Innovation is a popular topic that receives significant attention from both organizations and academics. This attention includes scholars, executives, public entities, and private organizations in the construction and infrastructure fields. Scholars have examined innovation in both construction and public-private partnerships (P3s). Despite this work, gaps remain – particularly regarding the impact of project-level factors on technical innovation in P3s. Hence, this dissertation contributes to the areas of infrastructure innovation and P3s using a three pronged approach. First, exploration of the literature identified 348 factors that drive or inhibit innovation in infrastructure projects. These factors were synthesized into 33 aggregate factors such as client, integration, and risk. Subsequently, case interviews with practitioners revealed 110 factors that influence innovation in P3 projects; these were further grouped into six main categories. Literature and practitioner perspectives were strongly aligned around four predominant factors influencing innovation in P3 projects: i) risk, ii) client, iii) procurement, and iv) project type. Second, a framework to identify and classify project level innovation was derived and tested using deviations from project baselines submitted as alternative technical concepts (ATCs) in four infrastructure project procurements. The developed framework provides the infrastructure and construction community with a replicable approach to assess technical enhancements in projects to determine whether they are innovative or not and if so the type of innovation. Application of the framework classified only 7 of 53 ATCs from the four projects as innovative. However, the remainder added significant value through cost savings, improved safety or operational efficiency. Lastly, a case study of six contemporary US highway P3 projects: i) Elizabeth River Tunnels in Virginia; ii) East End Crossing in Indiana; iii) North Tarrant Expressway segments 3A&B in Texas; iv) I-4 Ultimate Improvement in Florida; v) I-77 HOT Lanes in North Carolina; and vi) SH 288 Toll Lanes in Texas was conducted to determine the types of innovation found and to assess the influence of key project characteristics on P3 technical innovation. Technical enhancements proposed by concessionaires were assessed using project documentation and semi-structured interviews with 23 experienced public and private sector project participants. Innovations were uncovered, albeit limited. Procurement, project type, and payment mechanism (demand risk/traffic risk) were the key project characteristics influencing innovation.
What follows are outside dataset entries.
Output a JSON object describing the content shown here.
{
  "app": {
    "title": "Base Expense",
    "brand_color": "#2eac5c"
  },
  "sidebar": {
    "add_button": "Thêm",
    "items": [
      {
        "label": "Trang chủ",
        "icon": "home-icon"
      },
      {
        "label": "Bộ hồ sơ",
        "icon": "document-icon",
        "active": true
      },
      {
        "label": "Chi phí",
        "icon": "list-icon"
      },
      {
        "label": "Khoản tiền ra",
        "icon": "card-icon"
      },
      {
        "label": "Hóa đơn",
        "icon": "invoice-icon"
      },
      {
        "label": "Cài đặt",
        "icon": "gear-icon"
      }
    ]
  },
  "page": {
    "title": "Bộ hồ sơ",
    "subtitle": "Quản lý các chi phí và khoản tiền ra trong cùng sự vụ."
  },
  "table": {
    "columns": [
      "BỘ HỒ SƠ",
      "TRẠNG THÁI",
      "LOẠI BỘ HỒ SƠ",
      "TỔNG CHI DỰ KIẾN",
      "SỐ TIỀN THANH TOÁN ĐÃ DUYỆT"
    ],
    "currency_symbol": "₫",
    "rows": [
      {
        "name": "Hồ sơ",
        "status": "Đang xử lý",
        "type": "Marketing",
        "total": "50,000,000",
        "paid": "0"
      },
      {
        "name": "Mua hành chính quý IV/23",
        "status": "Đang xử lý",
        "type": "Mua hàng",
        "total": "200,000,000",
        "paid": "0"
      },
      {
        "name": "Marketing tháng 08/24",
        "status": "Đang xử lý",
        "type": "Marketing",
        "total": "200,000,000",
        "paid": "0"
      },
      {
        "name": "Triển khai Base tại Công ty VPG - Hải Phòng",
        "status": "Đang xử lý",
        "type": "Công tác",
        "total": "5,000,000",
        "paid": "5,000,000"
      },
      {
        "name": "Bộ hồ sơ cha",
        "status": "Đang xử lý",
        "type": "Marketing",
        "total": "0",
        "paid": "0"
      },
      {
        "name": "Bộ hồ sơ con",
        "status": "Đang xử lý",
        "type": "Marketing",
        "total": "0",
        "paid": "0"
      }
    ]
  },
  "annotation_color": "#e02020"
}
Further, these same characteristics promoted added-value in the form of increased safety, reduced project durations, and decreased project costs. Together, the three studies advance our understanding of the effect of project attributes on technical innovation and value creation in infrastructure public-private arrangements.



Public-private partnerships, Highways, Infrastructure, Innovation, Drivers, Case studies